» Items from an interface collection
----

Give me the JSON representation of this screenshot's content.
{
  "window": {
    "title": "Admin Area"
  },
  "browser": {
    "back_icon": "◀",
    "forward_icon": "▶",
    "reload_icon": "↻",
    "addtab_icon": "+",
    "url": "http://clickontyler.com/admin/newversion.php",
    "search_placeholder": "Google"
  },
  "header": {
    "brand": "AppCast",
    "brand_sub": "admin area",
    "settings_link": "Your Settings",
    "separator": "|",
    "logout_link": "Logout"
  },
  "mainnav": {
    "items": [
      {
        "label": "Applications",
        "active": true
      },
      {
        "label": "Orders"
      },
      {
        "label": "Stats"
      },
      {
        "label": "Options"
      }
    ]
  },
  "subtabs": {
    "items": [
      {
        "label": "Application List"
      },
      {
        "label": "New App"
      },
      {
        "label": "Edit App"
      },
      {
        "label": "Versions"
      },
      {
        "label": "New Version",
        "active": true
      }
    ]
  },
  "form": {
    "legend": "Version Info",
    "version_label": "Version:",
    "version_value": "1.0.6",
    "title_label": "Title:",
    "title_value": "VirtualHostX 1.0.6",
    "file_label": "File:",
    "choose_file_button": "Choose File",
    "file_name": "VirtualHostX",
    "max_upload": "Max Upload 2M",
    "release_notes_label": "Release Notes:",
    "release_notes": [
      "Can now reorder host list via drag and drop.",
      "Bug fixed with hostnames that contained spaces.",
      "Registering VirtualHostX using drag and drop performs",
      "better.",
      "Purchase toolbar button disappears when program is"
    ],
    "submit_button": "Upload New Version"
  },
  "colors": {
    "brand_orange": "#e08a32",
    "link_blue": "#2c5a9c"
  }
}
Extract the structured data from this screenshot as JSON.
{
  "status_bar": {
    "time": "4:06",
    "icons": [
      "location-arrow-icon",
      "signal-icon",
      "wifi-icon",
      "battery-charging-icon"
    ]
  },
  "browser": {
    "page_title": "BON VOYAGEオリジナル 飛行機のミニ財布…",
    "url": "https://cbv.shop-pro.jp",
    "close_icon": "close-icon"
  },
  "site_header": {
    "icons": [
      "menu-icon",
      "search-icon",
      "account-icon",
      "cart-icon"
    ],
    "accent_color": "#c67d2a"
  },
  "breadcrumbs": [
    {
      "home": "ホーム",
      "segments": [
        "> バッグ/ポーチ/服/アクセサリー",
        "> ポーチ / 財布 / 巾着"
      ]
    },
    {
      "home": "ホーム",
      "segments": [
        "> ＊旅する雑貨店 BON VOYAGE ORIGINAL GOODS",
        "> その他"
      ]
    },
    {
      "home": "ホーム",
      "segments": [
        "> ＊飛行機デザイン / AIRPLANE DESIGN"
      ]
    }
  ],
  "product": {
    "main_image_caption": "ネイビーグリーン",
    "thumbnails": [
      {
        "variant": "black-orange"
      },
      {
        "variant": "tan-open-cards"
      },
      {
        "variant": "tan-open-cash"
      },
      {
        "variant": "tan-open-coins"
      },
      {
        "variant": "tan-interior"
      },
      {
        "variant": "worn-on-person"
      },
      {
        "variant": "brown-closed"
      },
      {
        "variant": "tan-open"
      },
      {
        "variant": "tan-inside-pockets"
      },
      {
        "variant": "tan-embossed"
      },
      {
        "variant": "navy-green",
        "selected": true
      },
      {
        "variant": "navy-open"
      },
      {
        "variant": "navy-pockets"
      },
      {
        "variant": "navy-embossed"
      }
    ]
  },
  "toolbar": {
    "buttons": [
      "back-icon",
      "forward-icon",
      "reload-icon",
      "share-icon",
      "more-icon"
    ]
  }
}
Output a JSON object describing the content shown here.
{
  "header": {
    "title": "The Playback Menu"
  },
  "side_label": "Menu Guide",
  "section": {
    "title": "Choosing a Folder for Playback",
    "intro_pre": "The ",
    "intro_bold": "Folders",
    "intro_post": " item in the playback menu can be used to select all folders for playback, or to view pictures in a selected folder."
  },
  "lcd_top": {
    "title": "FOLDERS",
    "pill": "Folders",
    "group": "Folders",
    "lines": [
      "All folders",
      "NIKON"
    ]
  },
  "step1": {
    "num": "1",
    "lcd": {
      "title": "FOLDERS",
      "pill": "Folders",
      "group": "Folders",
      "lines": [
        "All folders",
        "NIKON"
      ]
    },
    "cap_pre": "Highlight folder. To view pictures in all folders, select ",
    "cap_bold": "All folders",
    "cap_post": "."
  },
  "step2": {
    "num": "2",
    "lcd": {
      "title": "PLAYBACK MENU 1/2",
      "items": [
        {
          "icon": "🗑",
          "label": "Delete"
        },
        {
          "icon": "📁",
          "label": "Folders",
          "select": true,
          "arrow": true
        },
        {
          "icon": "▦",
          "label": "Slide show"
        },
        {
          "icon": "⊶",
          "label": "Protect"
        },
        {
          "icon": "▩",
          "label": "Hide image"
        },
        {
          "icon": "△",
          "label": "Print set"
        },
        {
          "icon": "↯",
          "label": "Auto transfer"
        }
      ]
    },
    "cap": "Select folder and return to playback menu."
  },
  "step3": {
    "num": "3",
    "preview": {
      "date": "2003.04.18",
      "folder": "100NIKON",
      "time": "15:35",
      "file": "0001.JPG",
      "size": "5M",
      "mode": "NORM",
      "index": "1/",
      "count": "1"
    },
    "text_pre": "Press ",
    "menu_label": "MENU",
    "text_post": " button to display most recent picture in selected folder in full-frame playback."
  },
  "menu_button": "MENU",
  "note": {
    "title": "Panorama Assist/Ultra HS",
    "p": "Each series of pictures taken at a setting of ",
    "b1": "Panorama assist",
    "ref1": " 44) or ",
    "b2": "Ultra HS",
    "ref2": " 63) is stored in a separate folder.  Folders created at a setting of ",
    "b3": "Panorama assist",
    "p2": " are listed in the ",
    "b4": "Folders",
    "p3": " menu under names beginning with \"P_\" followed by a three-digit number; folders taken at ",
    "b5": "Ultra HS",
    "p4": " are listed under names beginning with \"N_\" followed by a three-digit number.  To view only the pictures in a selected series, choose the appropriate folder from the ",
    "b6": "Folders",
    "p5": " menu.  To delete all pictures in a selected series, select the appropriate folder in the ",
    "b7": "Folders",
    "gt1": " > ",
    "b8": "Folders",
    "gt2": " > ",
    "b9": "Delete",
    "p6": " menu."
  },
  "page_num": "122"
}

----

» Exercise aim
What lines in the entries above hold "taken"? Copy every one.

» Problem solution
    "p": "Each series of pictures taken at a setting of ",
    "p3": " menu under names beginning with \"P_\" followed by a three-digit number; folders taken at ",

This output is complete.